::: Dataset content
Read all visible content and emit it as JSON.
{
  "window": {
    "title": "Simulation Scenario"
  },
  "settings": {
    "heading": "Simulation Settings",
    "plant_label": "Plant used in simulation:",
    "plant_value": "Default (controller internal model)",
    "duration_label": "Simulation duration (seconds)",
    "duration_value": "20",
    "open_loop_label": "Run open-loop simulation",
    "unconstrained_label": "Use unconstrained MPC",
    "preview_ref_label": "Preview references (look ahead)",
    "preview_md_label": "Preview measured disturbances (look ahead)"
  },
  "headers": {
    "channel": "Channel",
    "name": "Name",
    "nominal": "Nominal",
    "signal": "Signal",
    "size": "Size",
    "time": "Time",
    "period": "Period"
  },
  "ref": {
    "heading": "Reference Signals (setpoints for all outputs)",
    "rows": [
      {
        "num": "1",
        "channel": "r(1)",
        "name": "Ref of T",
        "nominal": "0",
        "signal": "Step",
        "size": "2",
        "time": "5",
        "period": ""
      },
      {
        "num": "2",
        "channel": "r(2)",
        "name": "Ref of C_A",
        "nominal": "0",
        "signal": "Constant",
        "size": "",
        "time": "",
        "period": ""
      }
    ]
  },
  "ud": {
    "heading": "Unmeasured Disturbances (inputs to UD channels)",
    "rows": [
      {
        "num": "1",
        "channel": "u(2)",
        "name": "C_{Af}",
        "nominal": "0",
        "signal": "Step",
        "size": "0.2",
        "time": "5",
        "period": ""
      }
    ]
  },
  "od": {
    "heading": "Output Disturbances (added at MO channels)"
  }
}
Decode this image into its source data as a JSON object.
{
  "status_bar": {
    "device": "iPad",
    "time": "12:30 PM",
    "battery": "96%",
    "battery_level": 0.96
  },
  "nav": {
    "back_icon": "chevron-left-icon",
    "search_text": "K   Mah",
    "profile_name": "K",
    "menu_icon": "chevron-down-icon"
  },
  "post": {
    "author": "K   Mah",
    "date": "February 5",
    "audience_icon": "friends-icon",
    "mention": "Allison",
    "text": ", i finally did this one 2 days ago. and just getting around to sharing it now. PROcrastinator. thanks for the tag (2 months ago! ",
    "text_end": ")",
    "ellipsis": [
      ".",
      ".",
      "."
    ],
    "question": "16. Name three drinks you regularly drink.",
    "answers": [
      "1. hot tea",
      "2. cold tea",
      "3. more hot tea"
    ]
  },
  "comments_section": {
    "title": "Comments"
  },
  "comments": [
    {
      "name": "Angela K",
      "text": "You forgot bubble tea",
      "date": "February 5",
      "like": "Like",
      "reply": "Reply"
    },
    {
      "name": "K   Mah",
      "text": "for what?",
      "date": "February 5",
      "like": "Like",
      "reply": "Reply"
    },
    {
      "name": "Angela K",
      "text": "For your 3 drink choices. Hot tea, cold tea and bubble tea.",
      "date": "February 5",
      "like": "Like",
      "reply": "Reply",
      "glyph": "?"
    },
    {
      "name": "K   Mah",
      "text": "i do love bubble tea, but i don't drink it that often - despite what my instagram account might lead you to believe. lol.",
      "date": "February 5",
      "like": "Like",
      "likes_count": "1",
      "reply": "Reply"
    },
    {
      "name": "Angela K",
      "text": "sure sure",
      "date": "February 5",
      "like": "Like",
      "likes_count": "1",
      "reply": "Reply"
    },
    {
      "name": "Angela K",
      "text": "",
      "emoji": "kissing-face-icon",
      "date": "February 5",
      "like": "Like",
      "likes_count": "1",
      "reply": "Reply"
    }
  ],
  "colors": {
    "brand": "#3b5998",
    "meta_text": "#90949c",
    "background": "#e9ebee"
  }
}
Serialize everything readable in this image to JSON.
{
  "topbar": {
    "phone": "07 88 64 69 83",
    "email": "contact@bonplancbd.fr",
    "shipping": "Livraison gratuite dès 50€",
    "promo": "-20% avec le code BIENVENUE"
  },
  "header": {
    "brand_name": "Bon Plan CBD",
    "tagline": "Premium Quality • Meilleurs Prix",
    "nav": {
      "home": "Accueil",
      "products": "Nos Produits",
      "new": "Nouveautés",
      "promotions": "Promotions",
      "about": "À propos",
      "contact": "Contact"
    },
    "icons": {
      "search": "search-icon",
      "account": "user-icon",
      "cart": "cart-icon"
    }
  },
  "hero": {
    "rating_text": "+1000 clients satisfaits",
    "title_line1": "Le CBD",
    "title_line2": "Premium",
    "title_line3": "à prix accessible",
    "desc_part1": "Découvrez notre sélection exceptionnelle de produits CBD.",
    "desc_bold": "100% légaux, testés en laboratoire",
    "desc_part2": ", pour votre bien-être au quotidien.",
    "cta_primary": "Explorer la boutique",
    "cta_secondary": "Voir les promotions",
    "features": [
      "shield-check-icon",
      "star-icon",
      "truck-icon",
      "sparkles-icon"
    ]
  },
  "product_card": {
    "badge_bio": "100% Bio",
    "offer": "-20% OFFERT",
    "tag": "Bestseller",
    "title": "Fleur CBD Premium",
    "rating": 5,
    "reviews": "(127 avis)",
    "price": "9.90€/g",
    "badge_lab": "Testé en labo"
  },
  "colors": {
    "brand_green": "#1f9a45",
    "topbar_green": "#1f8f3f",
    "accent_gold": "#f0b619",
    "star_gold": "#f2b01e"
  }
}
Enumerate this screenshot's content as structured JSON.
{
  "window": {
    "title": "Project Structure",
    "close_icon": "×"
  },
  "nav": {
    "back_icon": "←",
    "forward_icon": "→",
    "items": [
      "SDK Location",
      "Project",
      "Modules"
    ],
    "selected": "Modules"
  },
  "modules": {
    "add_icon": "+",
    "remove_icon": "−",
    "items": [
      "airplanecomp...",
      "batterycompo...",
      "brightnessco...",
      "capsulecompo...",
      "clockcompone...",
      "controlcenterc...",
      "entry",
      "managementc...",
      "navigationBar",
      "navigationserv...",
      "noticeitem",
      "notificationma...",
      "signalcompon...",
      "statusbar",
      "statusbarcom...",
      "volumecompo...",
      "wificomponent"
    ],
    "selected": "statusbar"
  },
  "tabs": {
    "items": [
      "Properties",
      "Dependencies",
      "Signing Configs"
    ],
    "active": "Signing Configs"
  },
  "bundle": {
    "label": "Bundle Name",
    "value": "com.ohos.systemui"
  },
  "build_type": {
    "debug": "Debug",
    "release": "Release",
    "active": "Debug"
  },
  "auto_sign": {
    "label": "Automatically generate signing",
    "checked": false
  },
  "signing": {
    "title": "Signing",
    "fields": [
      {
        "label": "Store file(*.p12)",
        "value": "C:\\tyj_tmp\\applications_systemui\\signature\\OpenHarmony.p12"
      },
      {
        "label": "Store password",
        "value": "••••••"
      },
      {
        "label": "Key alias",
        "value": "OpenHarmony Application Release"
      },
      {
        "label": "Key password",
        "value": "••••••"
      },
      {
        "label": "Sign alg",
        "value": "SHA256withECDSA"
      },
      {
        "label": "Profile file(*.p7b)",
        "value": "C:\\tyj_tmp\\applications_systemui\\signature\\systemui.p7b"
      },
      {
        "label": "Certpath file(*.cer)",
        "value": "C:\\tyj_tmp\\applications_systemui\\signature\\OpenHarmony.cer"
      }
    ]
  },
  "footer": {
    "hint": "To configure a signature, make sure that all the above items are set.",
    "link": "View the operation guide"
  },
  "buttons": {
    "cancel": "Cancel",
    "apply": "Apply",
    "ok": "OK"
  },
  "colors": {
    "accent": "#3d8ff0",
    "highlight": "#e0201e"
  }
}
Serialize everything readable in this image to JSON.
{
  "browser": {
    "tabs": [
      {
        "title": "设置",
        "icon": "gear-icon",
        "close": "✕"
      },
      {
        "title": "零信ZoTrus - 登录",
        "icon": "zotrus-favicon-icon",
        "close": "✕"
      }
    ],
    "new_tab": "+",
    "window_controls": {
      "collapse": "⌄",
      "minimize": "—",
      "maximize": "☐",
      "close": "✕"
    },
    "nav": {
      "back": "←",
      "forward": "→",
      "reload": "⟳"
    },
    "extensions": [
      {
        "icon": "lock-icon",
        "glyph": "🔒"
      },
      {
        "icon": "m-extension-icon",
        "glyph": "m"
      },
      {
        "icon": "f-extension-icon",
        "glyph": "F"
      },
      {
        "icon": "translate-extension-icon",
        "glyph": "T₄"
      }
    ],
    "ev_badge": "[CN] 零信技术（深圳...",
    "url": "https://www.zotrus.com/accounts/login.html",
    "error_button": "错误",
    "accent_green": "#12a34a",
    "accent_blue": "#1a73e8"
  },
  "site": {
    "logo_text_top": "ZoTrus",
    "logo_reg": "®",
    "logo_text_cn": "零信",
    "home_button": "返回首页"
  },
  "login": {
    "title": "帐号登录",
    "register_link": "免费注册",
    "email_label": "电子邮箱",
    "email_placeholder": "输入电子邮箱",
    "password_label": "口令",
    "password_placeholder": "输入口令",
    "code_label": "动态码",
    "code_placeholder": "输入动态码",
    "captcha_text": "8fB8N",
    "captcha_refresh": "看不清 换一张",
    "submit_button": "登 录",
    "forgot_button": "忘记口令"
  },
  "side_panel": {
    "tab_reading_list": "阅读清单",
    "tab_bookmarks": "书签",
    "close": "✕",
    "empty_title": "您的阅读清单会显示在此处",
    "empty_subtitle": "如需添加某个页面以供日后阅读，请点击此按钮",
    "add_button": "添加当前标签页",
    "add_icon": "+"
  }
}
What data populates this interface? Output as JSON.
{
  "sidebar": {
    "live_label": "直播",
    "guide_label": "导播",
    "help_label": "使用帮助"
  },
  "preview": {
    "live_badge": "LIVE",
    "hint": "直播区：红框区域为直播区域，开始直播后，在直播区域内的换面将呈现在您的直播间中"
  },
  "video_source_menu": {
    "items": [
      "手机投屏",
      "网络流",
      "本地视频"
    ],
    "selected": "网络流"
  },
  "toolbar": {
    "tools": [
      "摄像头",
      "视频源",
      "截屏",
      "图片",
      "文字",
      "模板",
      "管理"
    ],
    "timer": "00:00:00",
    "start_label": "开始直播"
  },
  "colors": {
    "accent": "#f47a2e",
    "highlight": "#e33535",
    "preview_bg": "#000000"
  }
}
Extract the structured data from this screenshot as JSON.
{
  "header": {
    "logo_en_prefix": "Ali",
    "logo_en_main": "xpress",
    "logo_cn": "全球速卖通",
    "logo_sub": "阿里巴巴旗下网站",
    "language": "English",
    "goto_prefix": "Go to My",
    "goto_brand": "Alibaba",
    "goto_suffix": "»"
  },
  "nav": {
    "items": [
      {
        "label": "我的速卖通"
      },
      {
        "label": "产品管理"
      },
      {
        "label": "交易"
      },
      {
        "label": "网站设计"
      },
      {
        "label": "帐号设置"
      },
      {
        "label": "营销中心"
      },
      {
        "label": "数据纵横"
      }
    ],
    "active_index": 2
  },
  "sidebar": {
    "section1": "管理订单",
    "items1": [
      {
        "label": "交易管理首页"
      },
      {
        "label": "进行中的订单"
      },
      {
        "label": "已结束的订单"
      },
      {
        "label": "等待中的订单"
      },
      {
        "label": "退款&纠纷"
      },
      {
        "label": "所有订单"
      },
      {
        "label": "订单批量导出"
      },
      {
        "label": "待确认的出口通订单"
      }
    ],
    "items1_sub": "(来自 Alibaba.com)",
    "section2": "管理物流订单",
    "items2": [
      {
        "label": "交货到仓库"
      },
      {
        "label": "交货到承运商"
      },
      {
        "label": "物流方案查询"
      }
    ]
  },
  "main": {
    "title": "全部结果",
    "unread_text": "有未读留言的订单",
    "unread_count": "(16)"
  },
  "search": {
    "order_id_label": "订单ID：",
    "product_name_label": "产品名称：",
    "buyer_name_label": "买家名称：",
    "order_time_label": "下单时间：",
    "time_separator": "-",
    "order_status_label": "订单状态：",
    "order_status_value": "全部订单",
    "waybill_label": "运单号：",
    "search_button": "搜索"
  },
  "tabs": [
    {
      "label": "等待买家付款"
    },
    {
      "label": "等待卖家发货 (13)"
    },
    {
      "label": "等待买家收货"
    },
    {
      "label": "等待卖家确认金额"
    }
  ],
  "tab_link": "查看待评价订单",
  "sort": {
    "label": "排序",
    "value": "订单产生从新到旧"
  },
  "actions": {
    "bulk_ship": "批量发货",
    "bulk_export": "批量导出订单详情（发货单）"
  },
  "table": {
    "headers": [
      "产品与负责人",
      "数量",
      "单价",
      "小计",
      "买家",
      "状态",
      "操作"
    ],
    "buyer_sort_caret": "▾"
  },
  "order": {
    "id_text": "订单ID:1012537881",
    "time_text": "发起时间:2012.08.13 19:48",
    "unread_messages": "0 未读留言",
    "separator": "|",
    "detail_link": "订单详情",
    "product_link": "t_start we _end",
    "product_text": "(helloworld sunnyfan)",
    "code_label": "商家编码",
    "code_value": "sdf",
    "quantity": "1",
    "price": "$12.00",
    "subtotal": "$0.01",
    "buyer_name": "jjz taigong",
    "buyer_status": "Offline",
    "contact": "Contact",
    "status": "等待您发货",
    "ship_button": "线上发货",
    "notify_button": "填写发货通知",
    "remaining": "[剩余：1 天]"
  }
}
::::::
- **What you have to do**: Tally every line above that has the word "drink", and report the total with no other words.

- **Exercise response**: 3